→ PROBLEM
Find every line in the entries that holds the string "type" and report it.

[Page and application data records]
------------------------------------

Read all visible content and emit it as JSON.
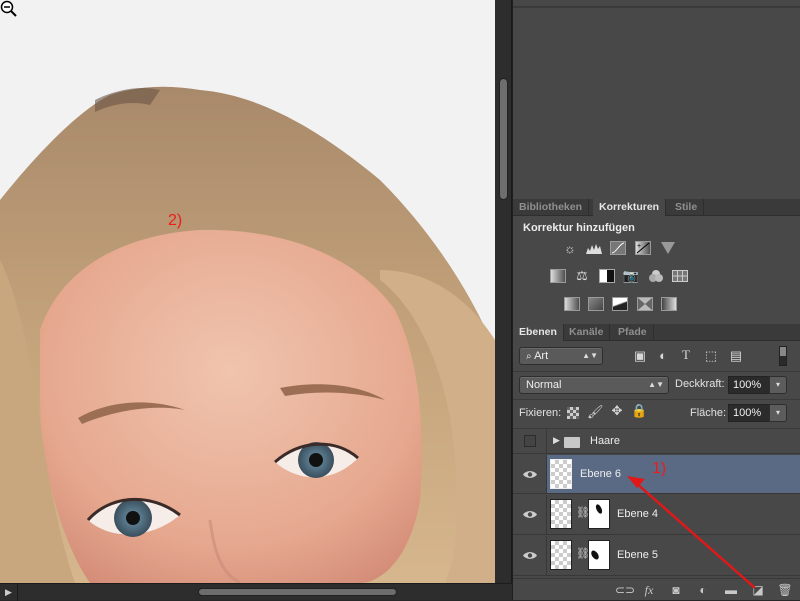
{
  "canvas": {
    "annotation_2": "2)",
    "cursor": "zoom-out-icon"
  },
  "panels": {
    "adjustments": {
      "tabs": [
        {
          "label": "Bibliotheken",
          "active": false
        },
        {
          "label": "Korrekturen",
          "active": true
        },
        {
          "label": "Stile",
          "active": false
        }
      ],
      "title": "Korrektur hinzufügen",
      "rows": [
        [
          "brightness-contrast-icon",
          "levels-icon",
          "curves-icon",
          "exposure-icon",
          "vibrance-icon"
        ],
        [
          "hue-saturation-icon",
          "color-balance-icon",
          "black-white-icon",
          "photo-filter-icon",
          "channel-mixer-icon",
          "color-lookup-icon"
        ],
        [
          "invert-icon",
          "posterize-icon",
          "threshold-icon",
          "selective-color-icon",
          "gradient-map-icon"
        ]
      ]
    },
    "layers": {
      "tabs": [
        {
          "label": "Ebenen",
          "active": true
        },
        {
          "label": "Kanäle",
          "active": false
        },
        {
          "label": "Pfade",
          "active": false
        }
      ],
      "filter_kind": "Art",
      "filter_icons": [
        "pixel-filter-icon",
        "adjustment-filter-icon",
        "type-filter-icon",
        "shape-filter-icon",
        "smart-object-filter-icon"
      ],
      "blend_mode": "Normal",
      "opacity_label": "Deckkraft:",
      "opacity": "100%",
      "lock_label": "Fixieren:",
      "fill_label": "Fläche:",
      "fill": "100%",
      "items": [
        {
          "name": "Haare",
          "type": "group",
          "visible": false,
          "selected": false
        },
        {
          "name": "Ebene 6",
          "type": "layer",
          "visible": true,
          "selected": true
        },
        {
          "name": "Ebene 4",
          "type": "masked",
          "visible": true,
          "selected": false
        },
        {
          "name": "Ebene 5",
          "type": "masked",
          "visible": true,
          "selected": false
        }
      ],
      "annotation_1": "1)",
      "bottom_icons": [
        "link-layers-icon",
        "fx-icon",
        "add-mask-icon",
        "new-adjustment-icon",
        "new-group-icon",
        "new-layer-icon",
        "delete-icon"
      ]
    }
  },
  "colors": {
    "annotation": "#ee1c1c",
    "selected_layer": "#5a6a85",
    "panel_bg": "#484848"
  }
}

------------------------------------

→ RESPONSE AREA
        "type-filter-icon",
          "type": "group",
          "type": "layer",
          "type": "masked",
          "type": "masked",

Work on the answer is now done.